* _Prompt_: Whenever a picture appears, leave it out while repeating all the other data exactly.

* _Extracted entries_:
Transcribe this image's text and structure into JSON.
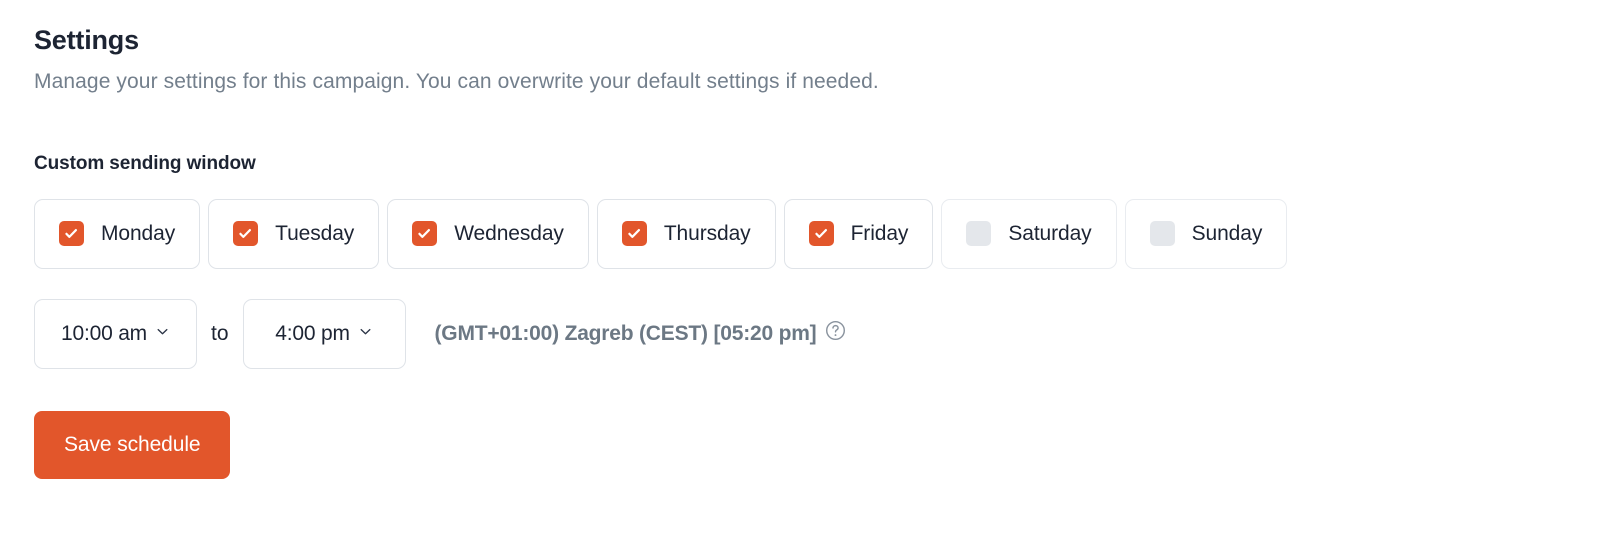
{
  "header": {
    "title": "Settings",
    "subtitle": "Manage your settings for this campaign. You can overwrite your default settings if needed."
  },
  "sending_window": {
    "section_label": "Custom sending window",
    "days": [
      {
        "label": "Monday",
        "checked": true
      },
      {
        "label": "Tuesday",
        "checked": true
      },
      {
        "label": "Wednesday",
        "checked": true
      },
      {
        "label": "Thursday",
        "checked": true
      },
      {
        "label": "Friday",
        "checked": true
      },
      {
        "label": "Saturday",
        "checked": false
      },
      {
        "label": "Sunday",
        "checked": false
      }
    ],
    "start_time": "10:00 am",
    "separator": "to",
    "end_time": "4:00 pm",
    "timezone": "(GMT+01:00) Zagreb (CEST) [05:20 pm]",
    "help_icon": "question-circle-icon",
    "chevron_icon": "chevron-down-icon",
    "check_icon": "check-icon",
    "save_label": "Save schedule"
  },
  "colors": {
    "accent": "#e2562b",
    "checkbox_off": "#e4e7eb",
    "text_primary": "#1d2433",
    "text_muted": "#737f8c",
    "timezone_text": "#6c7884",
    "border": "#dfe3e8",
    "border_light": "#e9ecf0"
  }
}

* _Worked solution_:
Transcribe this image's text and structure into JSON.
{
  "header": {
    "title": "Settings",
    "subtitle": "Manage your settings for this campaign. You can overwrite your default settings if needed."
  },
  "sending_window": {
    "section_label": "Custom sending window",
    "days": [
      {
        "label": "Monday",
        "checked": true
      },
      {
        "label": "Tuesday",
        "checked": true
      },
      {
        "label": "Wednesday",
        "checked": true
      },
      {
        "label": "Thursday",
        "checked": true
      },
      {
        "label": "Friday",
        "checked": true
      },
      {
        "label": "Saturday",
        "checked": false
      },
      {
        "label": "Sunday",
        "checked": false
      }
    ],
    "start_time": "10:00 am",
    "separator": "to",
    "end_time": "4:00 pm",
    "timezone": "(GMT+01:00) Zagreb (CEST) [05:20 pm]",
    "help_icon": "question-circle-icon",
    "chevron_icon": "chevron-down-icon",
    "check_icon": "check-icon",
    "save_label": "Save schedule"
  },
  "colors": {
    "accent": "#e2562b",
    "checkbox_off": "#e4e7eb",
    "text_primary": "#1d2433",
    "text_muted": "#737f8c",
    "timezone_text": "#6c7884",
    "border": "#dfe3e8",
    "border_light": "#e9ecf0"
  }
}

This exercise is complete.